Monday, March 30, 2015

Do you remember?

"Let's talk about what we've done each year on Valentine's Day."

"Let's remember all of our anniversaries."

These are the beginnings of a lot of conversations I have with my husband, and he always groans, because while he may remember dialogue from a movie or book almost perfectly after one viewing or reading, he is horrible at games like these.  And if I'm able to tell him what I was wearing during these occasions?  He becomes even more flummoxed because he would never store such frivolous information in his brain. 
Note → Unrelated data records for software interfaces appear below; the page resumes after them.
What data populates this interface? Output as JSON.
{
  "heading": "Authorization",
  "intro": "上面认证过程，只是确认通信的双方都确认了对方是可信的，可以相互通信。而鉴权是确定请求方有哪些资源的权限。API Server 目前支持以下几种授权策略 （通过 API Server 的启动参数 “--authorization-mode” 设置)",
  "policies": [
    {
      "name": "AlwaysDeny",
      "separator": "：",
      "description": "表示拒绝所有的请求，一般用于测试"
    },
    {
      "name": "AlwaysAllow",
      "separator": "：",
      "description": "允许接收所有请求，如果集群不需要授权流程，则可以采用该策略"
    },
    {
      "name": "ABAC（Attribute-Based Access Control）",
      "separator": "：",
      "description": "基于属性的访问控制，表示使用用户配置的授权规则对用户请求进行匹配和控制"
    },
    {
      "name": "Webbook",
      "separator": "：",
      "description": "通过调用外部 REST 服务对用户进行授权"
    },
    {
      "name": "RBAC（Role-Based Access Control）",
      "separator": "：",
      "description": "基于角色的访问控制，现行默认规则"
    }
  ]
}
When a significant date rolls around I always tend to reach as far back as my memory can manage and try to remember what I was doing in previous years.  Easter holds a lot of memories for me.  My first posts on this blog were about every Easter in the history of my familyAs we're coming up on our first Easter in England and thinking about making new memories I couldn't help but think about Easters past.  At first I was just remembering the kids being smaller, but then as long as I was remembering...
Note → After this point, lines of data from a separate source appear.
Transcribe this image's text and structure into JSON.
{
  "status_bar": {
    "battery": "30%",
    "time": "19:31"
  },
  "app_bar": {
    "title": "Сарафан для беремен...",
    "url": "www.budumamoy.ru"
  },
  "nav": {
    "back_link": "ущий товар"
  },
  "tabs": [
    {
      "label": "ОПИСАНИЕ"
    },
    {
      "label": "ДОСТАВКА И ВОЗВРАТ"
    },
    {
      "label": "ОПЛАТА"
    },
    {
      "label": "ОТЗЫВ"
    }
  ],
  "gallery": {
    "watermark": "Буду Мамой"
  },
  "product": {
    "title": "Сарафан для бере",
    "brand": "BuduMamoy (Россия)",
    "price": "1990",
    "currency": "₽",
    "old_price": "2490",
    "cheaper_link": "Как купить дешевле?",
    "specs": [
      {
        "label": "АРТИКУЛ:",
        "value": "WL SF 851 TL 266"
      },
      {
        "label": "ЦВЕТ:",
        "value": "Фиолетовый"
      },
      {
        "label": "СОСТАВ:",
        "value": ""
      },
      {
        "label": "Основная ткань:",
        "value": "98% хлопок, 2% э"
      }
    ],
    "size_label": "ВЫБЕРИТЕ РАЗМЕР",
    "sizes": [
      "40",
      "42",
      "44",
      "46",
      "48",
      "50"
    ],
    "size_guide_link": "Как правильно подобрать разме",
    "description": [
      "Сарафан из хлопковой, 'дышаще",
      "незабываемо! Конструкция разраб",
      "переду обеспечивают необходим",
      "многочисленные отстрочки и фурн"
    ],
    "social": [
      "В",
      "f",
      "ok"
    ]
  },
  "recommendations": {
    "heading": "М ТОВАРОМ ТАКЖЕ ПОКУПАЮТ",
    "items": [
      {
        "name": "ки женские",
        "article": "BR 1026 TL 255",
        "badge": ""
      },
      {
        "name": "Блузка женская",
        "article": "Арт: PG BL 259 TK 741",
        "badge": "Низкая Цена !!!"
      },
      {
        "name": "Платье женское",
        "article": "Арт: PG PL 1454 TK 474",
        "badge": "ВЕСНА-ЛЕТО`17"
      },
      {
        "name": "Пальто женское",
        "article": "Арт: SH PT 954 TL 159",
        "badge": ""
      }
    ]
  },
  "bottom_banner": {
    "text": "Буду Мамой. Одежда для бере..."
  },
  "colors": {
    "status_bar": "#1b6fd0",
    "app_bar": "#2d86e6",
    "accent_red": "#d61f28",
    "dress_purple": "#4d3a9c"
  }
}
2005:  Our first married Easter
I don't have a 2006 picture on my computer, but I was pregnant with Ella, and I do remember what I was wearing.
2007:  Easter in Kentucky, the coldest Easter we've ever had
Easter 2008 there is no family picture because I had just had my second knee surgery and was home resting.  I can't remember now if KJ took Ella to church by himself or she stayed home with me, but I do remember my dad drove to Kentucky to buy her an Easter bonnet.
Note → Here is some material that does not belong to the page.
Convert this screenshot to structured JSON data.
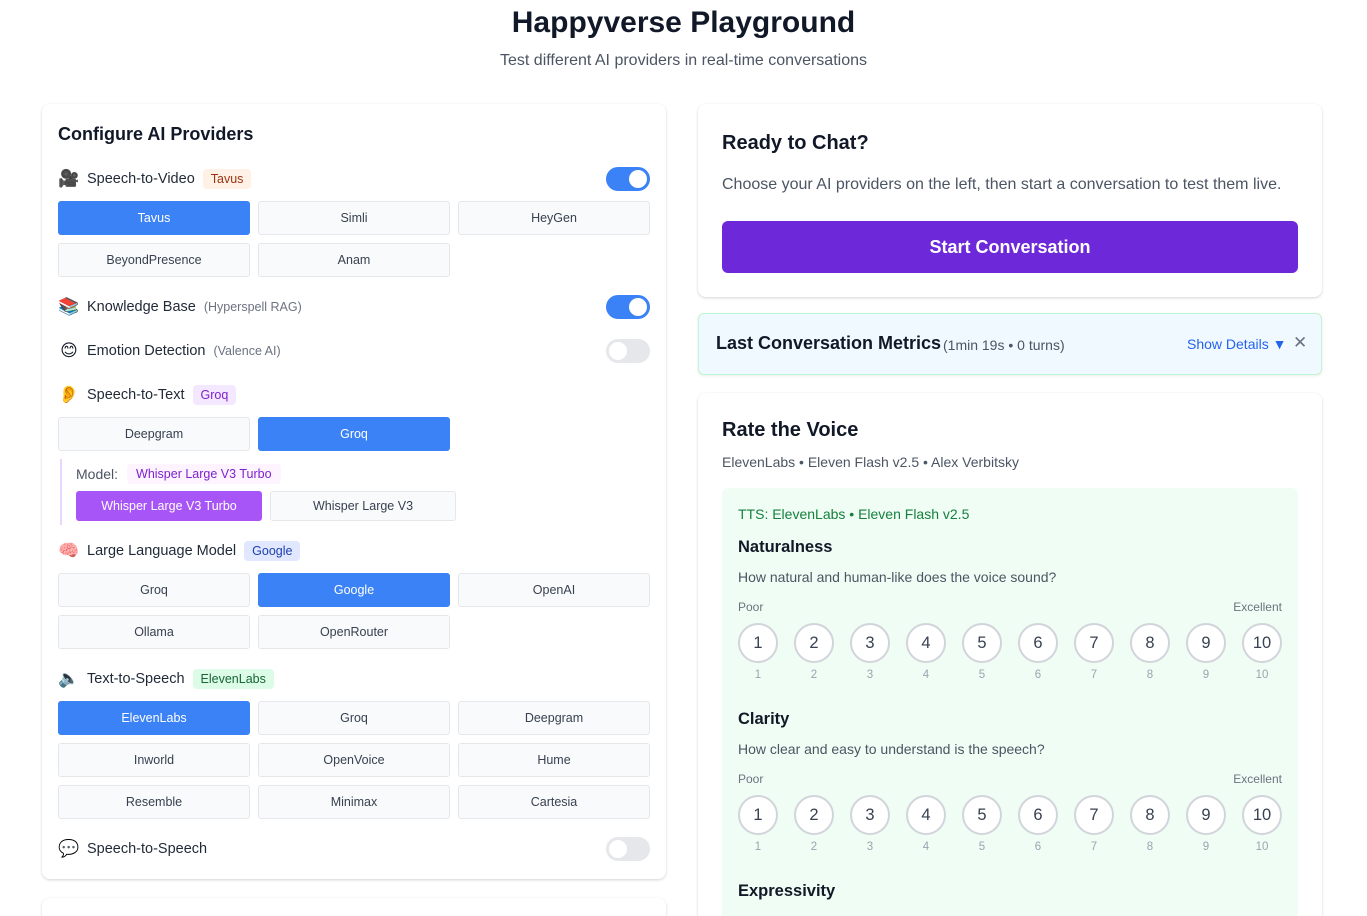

2009:  First Easter in Tuscaloosa, pregnant with James

2010:  James's first sinus infection
2011:  when James had to be double-bibbed
and wore little bells on his shoes
and James sneered at the camera because we had just woken him
from a nap
2013:  the year I should have bought KJ an Easter hat too
2014:  the year of the bowtie

More important than how much we've changed or what new spring garments we donned on Easter Sunday, on the ordinary days I need to remember the feeling of triumph on Easter Sunday, the joyful reminder that Christ has conquered death and the grave, and as we hope in Him we have nothing more to fear. Charles Wesley penned the best words on the subject.
Love's redeeming work is done,
fought the fight the battle won...
Death in vain forbids him rise,
Christ hath opened paradise...
Once he died our souls to save,
Where thy victory, O grave?
Made like Him, like Him we rise,
Ours the cross, the grave, the skies, Alleluia!

1 comment:

  1. Amen!! And what precious pictures, sweet Lynn, that stoked a spectrum of emotions in my heart. What treasures - these photos, you people . . . Claire loved looking at them alongside me. We also enjoyed the tour of your lovely home below, wishing for the day we can visit in person. Claire said she wishes for that, too.